## DATA RECORDS
· · · ·

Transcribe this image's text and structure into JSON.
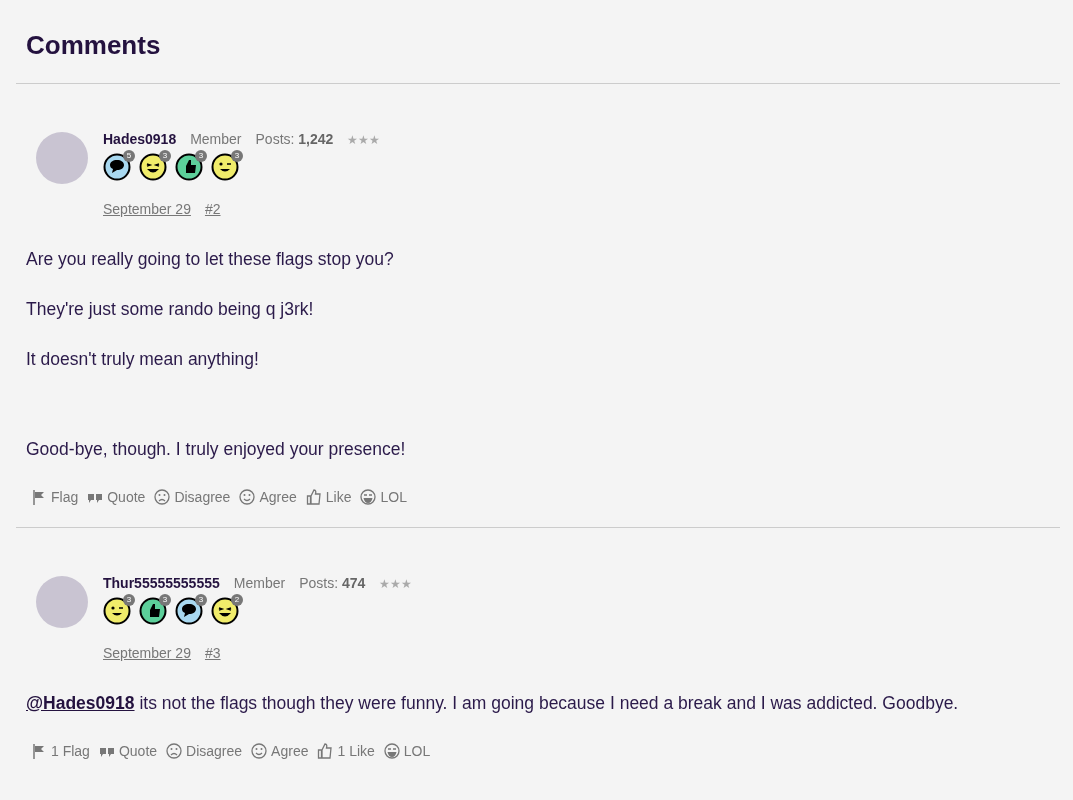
{
  "title": "Comments",
  "comments": [
    {
      "author": "Hades0918",
      "role": "Member",
      "posts_label": "Posts:",
      "posts": "1,242",
      "rank": "★★★",
      "badges": [
        {
          "kind": "comment",
          "count": "5"
        },
        {
          "kind": "laugh",
          "count": "3"
        },
        {
          "kind": "like",
          "count": "3"
        },
        {
          "kind": "wink",
          "count": "3"
        }
      ],
      "date": "September 29",
      "number": "#2",
      "paragraphs": [
        {
          "kind": "text",
          "text": "Are you really going to let these flags stop you?"
        },
        {
          "kind": "text",
          "text": "They're just some rando being q j3rk!"
        },
        {
          "kind": "text",
          "text": "It doesn't truly mean anything!"
        },
        {
          "kind": "blank"
        },
        {
          "kind": "text",
          "text": "Good-bye, though. I truly enjoyed your presence!"
        }
      ],
      "actions": [
        {
          "kind": "flag",
          "label": "Flag"
        },
        {
          "kind": "quote",
          "label": "Quote"
        },
        {
          "kind": "disagree",
          "label": "Disagree"
        },
        {
          "kind": "agree",
          "label": "Agree"
        },
        {
          "kind": "like",
          "label": "Like"
        },
        {
          "kind": "lol",
          "label": "LOL"
        }
      ]
    },
    {
      "author": "Thur55555555555",
      "role": "Member",
      "posts_label": "Posts:",
      "posts": "474",
      "rank": "★★★",
      "badges": [
        {
          "kind": "wink",
          "count": "3"
        },
        {
          "kind": "like",
          "count": "3"
        },
        {
          "kind": "comment",
          "count": "3"
        },
        {
          "kind": "laugh",
          "count": "2"
        }
      ],
      "date": "September 29",
      "number": "#3",
      "paragraphs": [
        {
          "kind": "text",
          "mention": "@Hades0918",
          "text": "its not the flags though they were funny. I am going because I need a break and I was addicted. Goodbye."
        }
      ],
      "actions": [
        {
          "kind": "flag",
          "label": "1 Flag"
        },
        {
          "kind": "quote",
          "label": "Quote"
        },
        {
          "kind": "disagree",
          "label": "Disagree"
        },
        {
          "kind": "agree",
          "label": "Agree"
        },
        {
          "kind": "like",
          "label": "1 Like"
        },
        {
          "kind": "lol",
          "label": "LOL"
        }
      ]
    }
  ]
}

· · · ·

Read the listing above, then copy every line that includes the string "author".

## WRITTEN SOLUTION
      "author": "Hades0918",
      "author": "Thur55555555555",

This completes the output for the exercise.